*** Block opens ***

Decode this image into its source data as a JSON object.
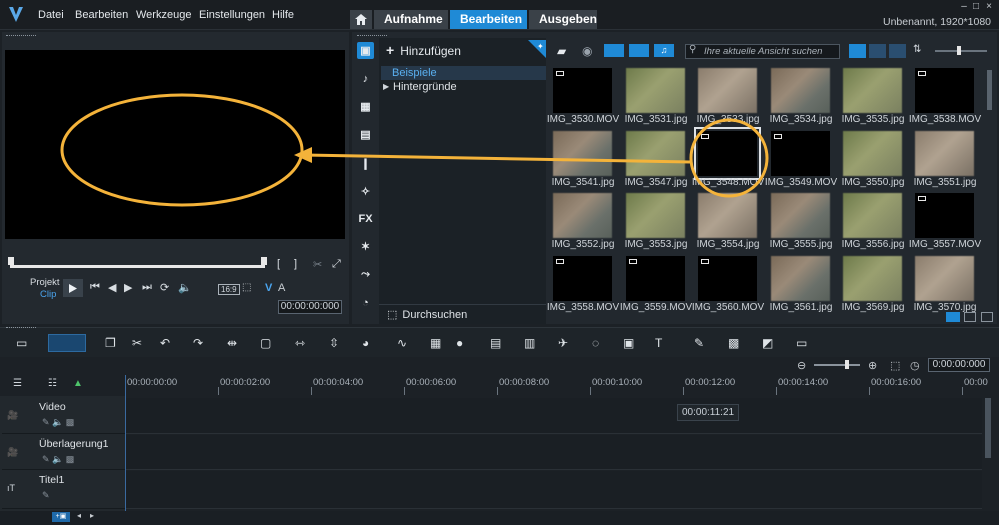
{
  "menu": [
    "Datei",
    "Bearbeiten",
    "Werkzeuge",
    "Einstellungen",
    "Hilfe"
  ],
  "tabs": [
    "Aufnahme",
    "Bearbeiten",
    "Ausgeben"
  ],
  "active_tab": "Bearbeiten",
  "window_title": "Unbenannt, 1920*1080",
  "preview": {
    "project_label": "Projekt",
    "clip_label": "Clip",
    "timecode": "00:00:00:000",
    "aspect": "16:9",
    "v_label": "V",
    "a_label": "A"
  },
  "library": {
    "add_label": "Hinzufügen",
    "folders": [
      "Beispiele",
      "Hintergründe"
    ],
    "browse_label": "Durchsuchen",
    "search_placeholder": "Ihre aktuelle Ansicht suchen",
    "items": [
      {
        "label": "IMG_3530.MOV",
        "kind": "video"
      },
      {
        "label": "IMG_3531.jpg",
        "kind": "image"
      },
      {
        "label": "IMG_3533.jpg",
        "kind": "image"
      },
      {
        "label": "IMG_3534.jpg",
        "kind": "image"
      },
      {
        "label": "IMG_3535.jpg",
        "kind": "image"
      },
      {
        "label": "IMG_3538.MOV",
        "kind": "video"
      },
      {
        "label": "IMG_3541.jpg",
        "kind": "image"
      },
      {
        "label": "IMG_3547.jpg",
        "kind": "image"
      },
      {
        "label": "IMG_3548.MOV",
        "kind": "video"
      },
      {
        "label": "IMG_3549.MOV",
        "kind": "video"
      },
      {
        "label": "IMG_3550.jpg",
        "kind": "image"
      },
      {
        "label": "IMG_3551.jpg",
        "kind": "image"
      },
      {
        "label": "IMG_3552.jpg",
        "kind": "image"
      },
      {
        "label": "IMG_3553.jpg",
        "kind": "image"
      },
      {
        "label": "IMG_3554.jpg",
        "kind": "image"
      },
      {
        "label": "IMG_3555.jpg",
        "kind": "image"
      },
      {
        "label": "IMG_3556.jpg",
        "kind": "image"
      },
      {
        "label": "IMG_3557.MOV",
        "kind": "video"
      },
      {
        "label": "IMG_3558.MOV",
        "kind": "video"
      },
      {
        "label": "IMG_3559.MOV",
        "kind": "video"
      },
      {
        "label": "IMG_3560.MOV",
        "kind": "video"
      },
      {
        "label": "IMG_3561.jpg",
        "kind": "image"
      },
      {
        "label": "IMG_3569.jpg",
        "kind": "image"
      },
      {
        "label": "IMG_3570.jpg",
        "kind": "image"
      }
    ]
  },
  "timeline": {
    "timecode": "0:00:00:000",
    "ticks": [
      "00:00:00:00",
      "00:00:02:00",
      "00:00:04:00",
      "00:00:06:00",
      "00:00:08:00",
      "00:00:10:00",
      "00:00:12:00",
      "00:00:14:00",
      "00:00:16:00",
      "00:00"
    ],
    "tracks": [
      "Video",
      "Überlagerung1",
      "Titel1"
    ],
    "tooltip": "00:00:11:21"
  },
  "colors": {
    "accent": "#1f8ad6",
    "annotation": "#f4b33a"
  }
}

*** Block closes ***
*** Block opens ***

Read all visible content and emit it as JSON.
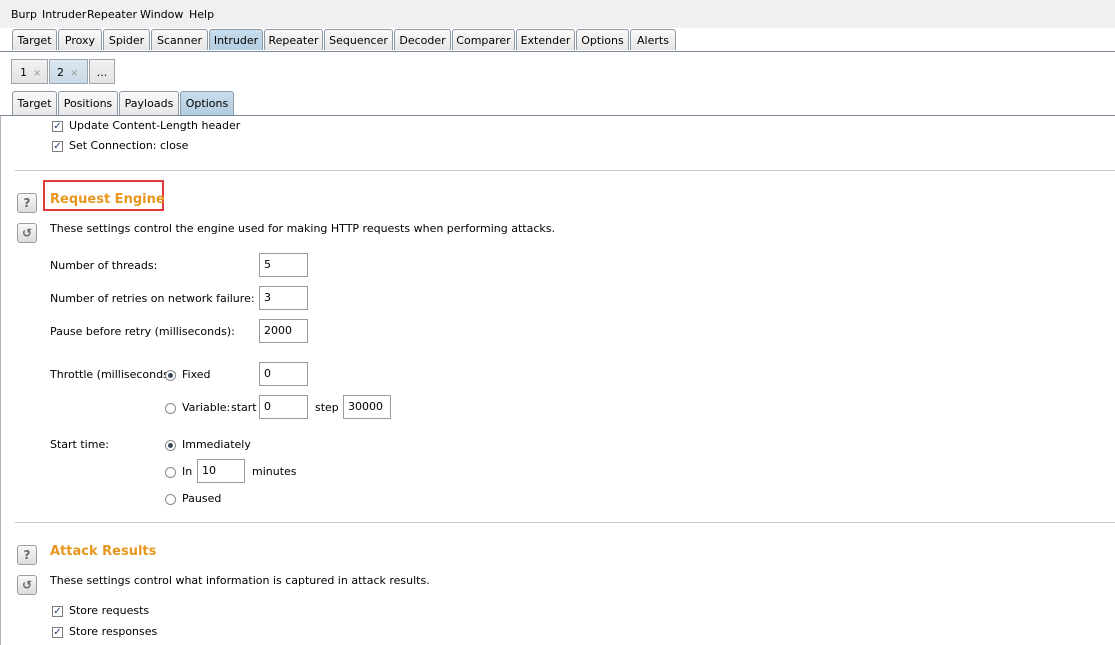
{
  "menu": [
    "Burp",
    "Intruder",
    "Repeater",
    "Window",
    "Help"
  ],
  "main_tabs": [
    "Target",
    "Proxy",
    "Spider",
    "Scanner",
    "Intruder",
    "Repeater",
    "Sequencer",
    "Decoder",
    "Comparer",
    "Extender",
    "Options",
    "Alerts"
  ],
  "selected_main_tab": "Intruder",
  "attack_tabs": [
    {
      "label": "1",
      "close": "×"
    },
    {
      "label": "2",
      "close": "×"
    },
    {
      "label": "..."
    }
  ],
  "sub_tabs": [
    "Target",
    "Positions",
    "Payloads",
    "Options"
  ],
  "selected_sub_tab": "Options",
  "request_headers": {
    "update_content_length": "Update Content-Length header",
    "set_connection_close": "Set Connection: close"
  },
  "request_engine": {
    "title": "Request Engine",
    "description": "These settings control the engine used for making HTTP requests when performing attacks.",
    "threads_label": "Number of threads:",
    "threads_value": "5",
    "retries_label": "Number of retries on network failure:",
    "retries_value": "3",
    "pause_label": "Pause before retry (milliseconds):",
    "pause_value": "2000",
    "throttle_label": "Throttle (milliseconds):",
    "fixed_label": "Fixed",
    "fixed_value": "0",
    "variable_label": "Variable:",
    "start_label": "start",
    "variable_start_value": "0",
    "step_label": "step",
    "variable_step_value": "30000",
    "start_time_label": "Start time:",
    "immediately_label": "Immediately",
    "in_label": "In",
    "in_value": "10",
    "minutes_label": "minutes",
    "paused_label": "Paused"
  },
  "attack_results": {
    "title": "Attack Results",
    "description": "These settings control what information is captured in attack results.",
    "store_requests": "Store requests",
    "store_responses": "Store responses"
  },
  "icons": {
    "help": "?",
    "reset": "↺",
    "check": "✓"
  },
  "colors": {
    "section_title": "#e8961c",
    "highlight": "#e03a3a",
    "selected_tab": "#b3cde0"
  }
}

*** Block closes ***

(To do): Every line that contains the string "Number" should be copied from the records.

(Problem solution):
    "threads_label": "Number of threads:",
    "retries_label": "Number of retries on network failure:",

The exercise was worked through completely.